As access to adequate medical care are paired with pockets of poverty in portions of the county, and data suggesting that the life expectancy of those living in the county’s more developed portions of Dinwiddie in the northeast have a seven-years shorter lifespan than those living in other parts of the county, due to factors like drug use and violent crime, the county took proactive efforts to identify these challenges and begin working on solutions, which resulted in the birth of the Dinwiddie County Resource Council.
The council’s mission statement is, “Working together to build a community of empowered citizens” the diverse council made up of local, state, and federal agencies, local nonprofit organizations, business partners and members of the county’s faith-based community seeks to find ways to connect Dinwiddie County citizens with relevant resources.
According to Massengill, one of the first things the council noticed was that many of the county’s residents didn’t realize that there were resources readily available to them, leading to the creation of the Live Well Expo in 2018.
Saturday’s event serves as a springboard to a methodical effort by the county to help better educate residents young and old by connecting them with the right people and information to help make their lives better and through the county and school division’s joint partnership with the newly created faith-based council, other wellness-centered events have developed, like the school supply distribution event for the county’s kindergartners, known as “Learn Well.”
For Massengill, these initiatives are less about the government creating more services and more about the community becoming engaged and working hand-in-hand to support one another, with the county serving as the conduit to connect those wanting to help the community in whatever way they can with those seeking their services.
“As we continue to do this, sometimes government tries to create more services but, sometimes that service is already there but people don’t know it is there,” he explained. “If we already have someone who is doing the work, we should be able to connect them with those doing that work, instead of trying to create it and, sometimes, competing.

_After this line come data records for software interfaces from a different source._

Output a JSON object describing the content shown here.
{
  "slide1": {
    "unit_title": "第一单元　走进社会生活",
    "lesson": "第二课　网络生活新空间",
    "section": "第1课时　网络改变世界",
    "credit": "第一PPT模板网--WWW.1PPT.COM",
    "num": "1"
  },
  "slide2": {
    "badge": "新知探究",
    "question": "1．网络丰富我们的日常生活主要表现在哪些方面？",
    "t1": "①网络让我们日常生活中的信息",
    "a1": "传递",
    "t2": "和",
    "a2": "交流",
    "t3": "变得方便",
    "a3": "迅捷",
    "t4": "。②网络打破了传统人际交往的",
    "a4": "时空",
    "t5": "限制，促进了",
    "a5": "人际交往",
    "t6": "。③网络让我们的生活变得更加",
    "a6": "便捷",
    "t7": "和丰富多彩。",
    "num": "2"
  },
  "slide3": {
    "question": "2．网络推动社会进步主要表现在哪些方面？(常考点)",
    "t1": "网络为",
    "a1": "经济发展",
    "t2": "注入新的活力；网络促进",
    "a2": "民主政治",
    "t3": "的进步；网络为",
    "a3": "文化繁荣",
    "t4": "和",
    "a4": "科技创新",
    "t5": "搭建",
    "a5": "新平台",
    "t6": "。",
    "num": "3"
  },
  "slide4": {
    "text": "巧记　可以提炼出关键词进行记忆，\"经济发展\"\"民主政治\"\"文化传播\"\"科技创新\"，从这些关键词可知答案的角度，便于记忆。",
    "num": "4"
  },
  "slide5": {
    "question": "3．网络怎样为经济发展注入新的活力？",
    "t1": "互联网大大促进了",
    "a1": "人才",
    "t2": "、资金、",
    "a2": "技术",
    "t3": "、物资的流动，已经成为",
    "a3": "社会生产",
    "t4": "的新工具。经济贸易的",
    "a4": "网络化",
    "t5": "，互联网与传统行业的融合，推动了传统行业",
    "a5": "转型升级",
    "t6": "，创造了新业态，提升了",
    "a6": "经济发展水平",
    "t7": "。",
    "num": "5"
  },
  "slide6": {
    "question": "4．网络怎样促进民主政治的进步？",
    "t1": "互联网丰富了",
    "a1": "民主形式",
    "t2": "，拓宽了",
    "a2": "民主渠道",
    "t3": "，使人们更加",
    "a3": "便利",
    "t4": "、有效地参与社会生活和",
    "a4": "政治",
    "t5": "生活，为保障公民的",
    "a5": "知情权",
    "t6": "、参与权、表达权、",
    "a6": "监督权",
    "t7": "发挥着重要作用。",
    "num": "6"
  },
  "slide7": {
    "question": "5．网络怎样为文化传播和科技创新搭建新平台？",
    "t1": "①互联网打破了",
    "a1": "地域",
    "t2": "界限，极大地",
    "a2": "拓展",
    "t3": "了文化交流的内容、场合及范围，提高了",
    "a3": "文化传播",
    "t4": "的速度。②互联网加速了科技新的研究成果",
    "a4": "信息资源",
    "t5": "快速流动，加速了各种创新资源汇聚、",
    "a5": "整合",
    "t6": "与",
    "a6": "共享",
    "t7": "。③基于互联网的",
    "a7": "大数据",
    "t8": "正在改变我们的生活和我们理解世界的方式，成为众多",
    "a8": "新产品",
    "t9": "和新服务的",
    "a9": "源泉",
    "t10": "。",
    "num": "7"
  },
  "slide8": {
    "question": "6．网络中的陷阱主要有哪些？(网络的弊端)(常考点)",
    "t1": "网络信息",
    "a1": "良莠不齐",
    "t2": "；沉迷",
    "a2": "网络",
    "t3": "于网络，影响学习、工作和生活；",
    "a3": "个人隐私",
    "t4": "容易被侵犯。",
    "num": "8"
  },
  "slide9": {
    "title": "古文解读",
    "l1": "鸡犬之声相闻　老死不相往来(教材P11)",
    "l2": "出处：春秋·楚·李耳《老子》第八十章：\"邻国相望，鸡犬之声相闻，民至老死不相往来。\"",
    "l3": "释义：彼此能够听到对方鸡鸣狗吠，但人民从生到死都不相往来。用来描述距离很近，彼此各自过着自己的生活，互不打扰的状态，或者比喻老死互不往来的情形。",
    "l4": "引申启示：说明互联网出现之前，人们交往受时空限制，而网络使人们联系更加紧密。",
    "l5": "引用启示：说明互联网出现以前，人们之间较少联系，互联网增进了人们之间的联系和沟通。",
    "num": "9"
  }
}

It is about connecting the dots in a way that our citizens have a better understanding of what is out there.”
Vendors at last weekend’s expo offered fresh fruit and other treats, along with information about ways to live a healthy life and ways to connect with various community resources.
The Live Well Expo and the Learn Well event may be one-day occurrences on the calendar but the work of the Dinwiddie Resource Council beyond those events continues through the year as they are in the process of developing an online asset map which, once completed this year, will allow residents to go to the county’s website, search for a specific topic, like medical services, and be provided an interactive map showing where those resources are and how to connect with them.
“Our goal is not to repeat or duplicate what is already being done, but to direct people to where it is already being done,” Massengill said of the asset map.
When asked, Massengill said the map is “nearly complete” as the resource council had recently reviewed it during their meeting. Once it goes live, the map will continue to be maintained by county officials to provide the community with the current information with an expected roll out in June.
It was hard to stand still inside Dinwiddie High School’s cafeteria during last week’s expo as various activities got attendees active Saturday morning!
The next evolution of Dinwidide’s wellness concept, as Massengill alluded to, is developing the next generation of leaders as they are currently working with Dinwiddie County Public Schools officials to develop a “Lead Well” event, which will likely take the shape of a one-day event where people can learn about building connections with people, and other key skills and qualities that shape leaders.
At the end of the day, one of the aims of the council and efforts like the Live Well Expo is the connect those with resources, particularly those who may not be comfortable asking for help or being vocal about having a need they would like addressed.
“We are blessed here in Dinwiddie County to have a community of people who wants to help others so this gives people a better understanding of what is out there,” Massengill said. “Saturday’s event allows those individuals to be able to come to the Expo and get those health checks or be able to get some information they may not have had coming in.”
According to county officials, they are already beginning the planning for next year’s Live Well Expo after a successful and robust turnout.